Delton devotes chapter 9 to a similar case, that of the DuPont Corporation. Prior to 1968, DuPont had demonstrated limited interest in affirmative action efforts despite its status as a major government contractor covered by contract compliance requirements. Following the assassination of Martin Luther King, Jr., and the subsequent riots in Wilmington, Delaware, DuPont?s headquarters, the firm became more actively engaged in issues of poverty and race. They centralized hiring and recruitment and more actively documented their own record in attracting and retaining minority workers. As was the case with so many firms engaged in these efforts, they met their hiring goals more often than their retention goals. Still, DuPont remained committed to these efforts and, like many employers, lobbied against the weakening of race-related contract compliance programs during the Reagan administration.

Delton does a fine job of bringing to light a neglected aspect of workplace integration in the mid-twentieth century. She makes a compelling case that successful anti-discrimination efforts ultimately required the participation and support of business leaders. It is notable that she presents few wildly successful stories of workplace integration, as measured in terms of workers hired and retained, though her quantitative evidence on this issue is limited.

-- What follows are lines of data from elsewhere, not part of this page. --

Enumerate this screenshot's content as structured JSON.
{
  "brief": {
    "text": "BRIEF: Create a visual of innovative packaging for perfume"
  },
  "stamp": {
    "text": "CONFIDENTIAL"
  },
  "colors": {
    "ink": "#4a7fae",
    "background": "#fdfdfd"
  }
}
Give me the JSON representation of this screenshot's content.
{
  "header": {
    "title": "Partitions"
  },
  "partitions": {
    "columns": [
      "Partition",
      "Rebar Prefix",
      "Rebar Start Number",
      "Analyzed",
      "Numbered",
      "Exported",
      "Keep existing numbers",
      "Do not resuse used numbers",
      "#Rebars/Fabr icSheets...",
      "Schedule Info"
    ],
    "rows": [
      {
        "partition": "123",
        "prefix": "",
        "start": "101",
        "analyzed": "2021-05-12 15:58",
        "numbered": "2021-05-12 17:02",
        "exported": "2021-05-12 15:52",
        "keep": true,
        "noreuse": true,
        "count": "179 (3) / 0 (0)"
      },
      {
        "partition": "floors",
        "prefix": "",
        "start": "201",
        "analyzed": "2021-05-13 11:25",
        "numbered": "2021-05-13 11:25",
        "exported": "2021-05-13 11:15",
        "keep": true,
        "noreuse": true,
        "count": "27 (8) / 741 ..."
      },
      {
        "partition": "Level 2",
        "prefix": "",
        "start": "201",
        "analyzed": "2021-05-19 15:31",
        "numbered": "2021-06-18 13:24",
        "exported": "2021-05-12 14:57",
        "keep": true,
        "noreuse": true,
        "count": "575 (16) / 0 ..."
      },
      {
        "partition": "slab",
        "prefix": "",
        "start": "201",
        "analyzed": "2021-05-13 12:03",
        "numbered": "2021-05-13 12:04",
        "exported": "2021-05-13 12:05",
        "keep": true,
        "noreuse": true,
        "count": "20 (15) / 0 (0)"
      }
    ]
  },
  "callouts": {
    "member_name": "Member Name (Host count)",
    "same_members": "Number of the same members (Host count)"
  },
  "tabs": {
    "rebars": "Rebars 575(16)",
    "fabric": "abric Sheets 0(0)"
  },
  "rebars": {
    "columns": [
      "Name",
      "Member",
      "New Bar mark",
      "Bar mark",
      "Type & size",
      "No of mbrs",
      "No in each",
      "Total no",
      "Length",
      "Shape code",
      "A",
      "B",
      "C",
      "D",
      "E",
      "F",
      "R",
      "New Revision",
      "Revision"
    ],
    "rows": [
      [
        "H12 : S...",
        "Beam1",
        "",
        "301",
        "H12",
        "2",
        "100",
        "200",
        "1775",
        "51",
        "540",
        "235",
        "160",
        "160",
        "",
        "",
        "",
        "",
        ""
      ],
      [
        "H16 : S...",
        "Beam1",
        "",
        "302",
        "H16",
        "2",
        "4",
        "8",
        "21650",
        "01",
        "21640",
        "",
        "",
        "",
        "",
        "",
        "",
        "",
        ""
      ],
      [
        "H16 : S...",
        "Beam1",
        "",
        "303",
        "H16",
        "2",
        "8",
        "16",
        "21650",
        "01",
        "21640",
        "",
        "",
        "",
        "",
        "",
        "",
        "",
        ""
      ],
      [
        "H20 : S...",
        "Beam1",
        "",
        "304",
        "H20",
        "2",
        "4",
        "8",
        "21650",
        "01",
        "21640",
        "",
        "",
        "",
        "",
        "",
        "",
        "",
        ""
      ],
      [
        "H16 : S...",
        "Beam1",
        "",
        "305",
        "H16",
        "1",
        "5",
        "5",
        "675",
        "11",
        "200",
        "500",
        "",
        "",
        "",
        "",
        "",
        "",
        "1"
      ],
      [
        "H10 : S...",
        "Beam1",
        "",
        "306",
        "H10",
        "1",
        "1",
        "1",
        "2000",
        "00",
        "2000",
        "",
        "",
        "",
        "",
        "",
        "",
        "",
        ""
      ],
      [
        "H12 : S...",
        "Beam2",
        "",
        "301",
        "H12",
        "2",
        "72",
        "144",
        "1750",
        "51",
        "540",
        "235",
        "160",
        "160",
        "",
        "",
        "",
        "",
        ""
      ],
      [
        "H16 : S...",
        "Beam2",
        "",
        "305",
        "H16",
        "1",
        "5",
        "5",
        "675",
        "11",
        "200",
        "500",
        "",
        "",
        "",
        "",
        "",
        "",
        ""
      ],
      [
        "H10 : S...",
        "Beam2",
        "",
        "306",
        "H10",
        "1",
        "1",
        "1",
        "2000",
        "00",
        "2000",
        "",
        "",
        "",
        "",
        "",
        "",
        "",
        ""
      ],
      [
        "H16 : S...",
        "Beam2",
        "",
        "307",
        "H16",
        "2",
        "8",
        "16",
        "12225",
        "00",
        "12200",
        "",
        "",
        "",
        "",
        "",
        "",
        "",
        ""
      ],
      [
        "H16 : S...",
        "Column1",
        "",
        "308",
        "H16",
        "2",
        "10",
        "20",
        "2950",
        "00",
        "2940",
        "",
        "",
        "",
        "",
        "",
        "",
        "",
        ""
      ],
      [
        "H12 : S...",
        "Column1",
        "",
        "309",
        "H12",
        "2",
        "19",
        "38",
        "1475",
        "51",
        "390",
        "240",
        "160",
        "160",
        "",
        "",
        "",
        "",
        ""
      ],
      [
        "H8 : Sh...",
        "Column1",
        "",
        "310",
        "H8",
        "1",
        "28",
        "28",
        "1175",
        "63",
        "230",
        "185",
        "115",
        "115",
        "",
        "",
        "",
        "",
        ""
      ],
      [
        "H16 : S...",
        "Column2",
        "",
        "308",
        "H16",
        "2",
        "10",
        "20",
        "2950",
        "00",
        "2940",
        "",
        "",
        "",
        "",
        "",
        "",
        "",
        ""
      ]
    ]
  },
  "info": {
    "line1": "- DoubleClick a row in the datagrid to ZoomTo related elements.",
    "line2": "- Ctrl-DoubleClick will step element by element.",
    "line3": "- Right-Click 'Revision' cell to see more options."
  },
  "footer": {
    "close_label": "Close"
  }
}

Delton does not incorporate quantitative evidence on the effectiveness of anti-discrimination law and contract compliance rules either, but her discussion of the 1980s provides an interesting contrast to some work of this type. For instance, Jonathan Leonard finds that contract compliance policies had a measurable impact on the employment of African-Americans (and women) in the 1970s, but that these effects diminished greatly in the 1980s. Leonard argues that weakened enforcement allowed contractors to reduce their affirmative action efforts. How do we reconcile this finding with Delton?s argument that businesses favored the maintenance of these policies in the 1980s? If they supported these policies, why did they apparently backslide in their practices when enforcement was weakened? Perhaps well-enforced policy encouraged firms to engage in effective affirmative action programs because other firms would also be required to do so, so that whatever costs these programs entailed would also be borne by one?s competitors. The weakening of policy enforcement created uncertainty about what was really required and what other firms would see as necessary, resulting in less vigorous efforts. Yet this would not seem to be the whole story, as part of the purpose of Delton?s book is to demonstrate that there were some firms that would carry out antidiscrimination efforts even in the absence of legal requirements.

There is certainly more work to be done to quantify the effectiveness of business-led antidiscrimination efforts and to illuminate their relationship to government policy in these areas, but Delton has given us a rich historical narrative to draw on in developing and framing such research.

Thomas N. Maloney is an Associate Professor of Economics and an Investigator in the Institute of Public and International Affairs at the University of Utah. He is the co-editor, with Kim Korinek (Department of Sociology, University of Utah) of Migration in the Twenty-First Century: Rights, Outcomes and Policy (forthcoming, Routledge).

Subject(s):Social and Cultural History, including Race, Ethnicity and Gender
Geographic Area(s):North America
Time Period(s):20th Century: WWII and post-WWII